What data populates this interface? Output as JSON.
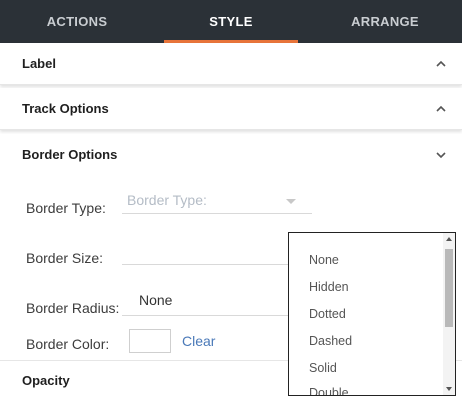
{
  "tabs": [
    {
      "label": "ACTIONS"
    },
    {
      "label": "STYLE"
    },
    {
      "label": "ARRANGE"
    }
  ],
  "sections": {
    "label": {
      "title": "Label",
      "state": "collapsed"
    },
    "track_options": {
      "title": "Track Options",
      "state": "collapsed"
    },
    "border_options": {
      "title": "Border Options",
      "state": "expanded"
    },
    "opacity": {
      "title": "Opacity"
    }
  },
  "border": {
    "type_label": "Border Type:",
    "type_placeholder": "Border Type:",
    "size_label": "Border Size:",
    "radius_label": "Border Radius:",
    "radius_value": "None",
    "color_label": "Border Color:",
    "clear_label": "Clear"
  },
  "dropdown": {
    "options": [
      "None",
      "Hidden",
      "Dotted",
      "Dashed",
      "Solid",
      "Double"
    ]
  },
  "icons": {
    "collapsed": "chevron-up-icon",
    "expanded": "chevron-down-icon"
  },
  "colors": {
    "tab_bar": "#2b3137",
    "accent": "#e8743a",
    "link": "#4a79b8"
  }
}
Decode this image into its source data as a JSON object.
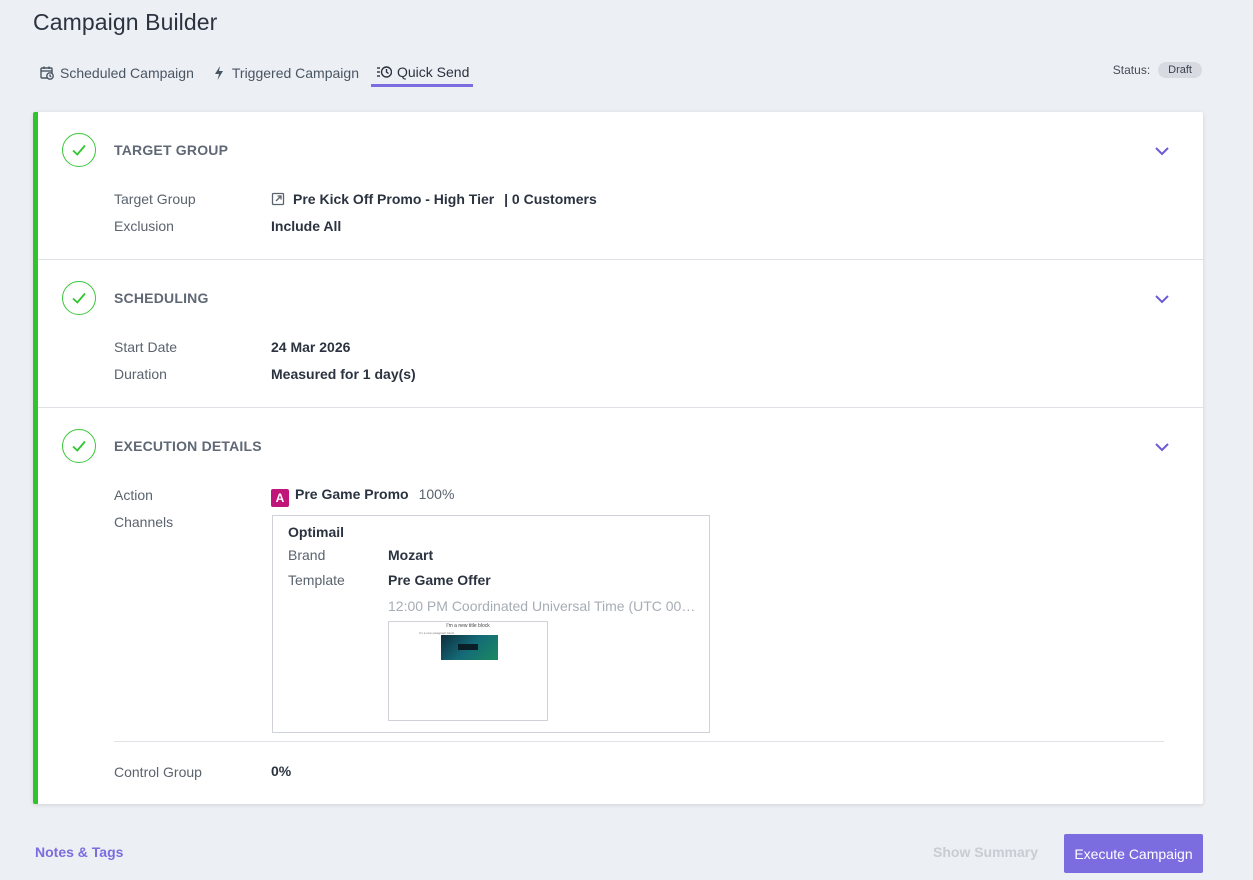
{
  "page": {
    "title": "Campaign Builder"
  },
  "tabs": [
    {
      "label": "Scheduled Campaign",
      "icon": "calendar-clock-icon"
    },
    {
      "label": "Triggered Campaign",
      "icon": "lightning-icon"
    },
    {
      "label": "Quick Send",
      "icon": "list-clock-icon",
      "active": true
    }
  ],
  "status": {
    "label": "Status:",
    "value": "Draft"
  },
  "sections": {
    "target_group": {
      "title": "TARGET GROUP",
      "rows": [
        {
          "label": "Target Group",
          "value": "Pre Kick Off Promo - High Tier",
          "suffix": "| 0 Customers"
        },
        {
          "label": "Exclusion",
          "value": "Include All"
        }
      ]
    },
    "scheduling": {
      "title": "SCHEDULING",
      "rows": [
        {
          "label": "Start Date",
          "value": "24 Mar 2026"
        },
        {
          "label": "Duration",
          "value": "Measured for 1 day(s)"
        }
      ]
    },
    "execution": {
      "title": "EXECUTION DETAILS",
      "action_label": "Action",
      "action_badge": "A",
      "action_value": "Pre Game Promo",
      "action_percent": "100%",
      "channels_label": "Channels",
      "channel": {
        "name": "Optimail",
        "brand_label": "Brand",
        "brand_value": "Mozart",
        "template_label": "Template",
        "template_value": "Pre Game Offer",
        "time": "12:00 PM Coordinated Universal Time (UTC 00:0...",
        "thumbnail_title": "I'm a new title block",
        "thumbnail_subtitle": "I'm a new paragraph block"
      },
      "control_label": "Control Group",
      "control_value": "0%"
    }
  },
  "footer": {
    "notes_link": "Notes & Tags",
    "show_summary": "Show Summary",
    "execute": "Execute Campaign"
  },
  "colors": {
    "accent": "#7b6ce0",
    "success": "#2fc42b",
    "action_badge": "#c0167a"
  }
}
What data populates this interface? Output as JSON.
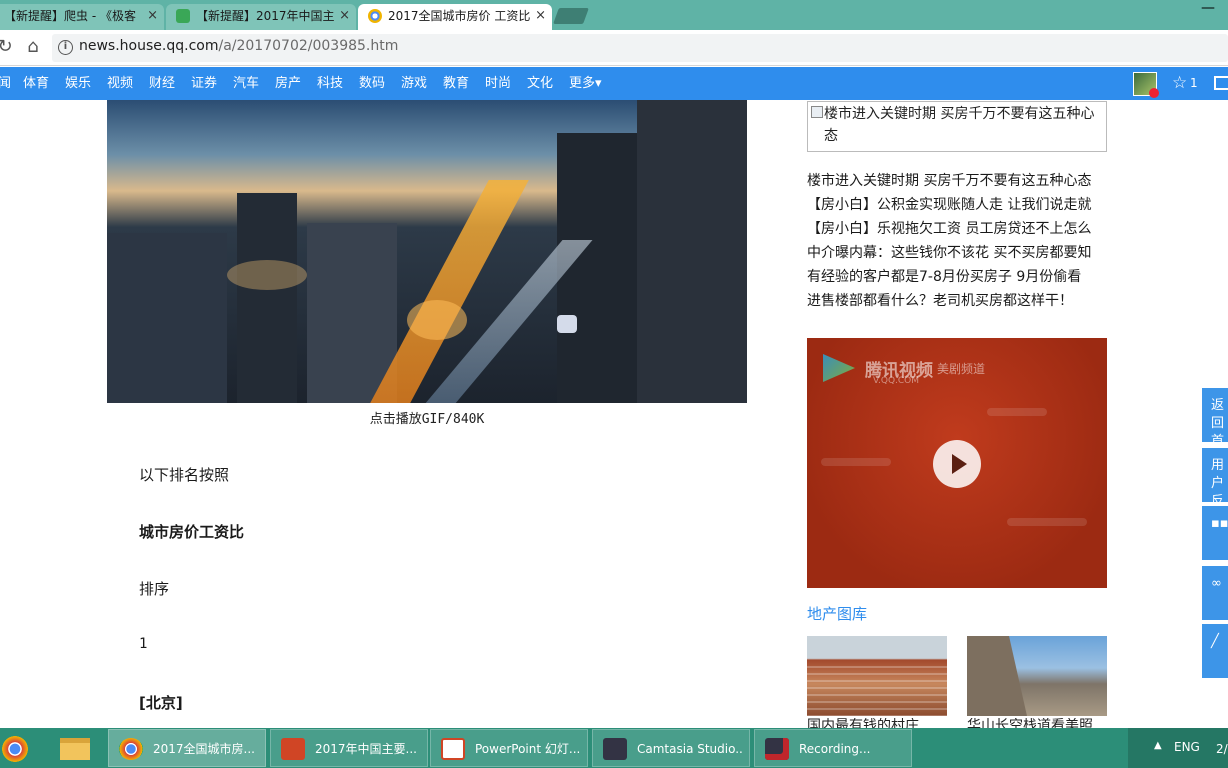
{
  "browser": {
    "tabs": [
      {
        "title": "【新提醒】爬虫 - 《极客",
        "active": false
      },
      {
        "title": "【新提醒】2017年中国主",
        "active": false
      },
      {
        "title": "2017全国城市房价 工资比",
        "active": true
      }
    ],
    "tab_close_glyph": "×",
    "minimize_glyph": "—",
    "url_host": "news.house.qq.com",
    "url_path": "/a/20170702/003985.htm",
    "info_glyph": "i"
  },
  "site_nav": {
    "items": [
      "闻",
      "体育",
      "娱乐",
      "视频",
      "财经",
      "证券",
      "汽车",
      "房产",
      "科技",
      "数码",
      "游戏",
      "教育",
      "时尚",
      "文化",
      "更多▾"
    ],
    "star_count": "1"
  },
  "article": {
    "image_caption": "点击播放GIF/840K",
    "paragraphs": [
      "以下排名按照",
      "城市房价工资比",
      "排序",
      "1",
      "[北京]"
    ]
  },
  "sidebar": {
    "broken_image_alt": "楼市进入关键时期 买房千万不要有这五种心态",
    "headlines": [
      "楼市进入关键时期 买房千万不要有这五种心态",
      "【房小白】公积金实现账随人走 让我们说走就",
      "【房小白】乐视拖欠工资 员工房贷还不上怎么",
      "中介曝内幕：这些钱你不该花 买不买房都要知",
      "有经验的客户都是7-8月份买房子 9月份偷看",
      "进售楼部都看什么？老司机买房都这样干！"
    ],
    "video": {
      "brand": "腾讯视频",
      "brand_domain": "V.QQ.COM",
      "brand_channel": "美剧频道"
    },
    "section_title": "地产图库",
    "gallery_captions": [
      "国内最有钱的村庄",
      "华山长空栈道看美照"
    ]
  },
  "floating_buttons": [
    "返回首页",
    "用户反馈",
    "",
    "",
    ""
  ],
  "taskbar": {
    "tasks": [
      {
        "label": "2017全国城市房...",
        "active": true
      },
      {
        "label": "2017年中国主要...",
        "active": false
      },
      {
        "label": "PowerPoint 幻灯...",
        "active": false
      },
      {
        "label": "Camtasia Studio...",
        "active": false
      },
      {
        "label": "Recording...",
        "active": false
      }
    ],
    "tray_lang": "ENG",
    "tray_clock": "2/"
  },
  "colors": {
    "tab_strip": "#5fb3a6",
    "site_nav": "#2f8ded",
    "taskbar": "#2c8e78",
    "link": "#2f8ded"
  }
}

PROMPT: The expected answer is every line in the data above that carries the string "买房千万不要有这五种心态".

EXPECTED ANSWER:
    "broken_image_alt": "楼市进入关键时期 买房千万不要有这五种心态",
      "楼市进入关键时期 买房千万不要有这五种心态",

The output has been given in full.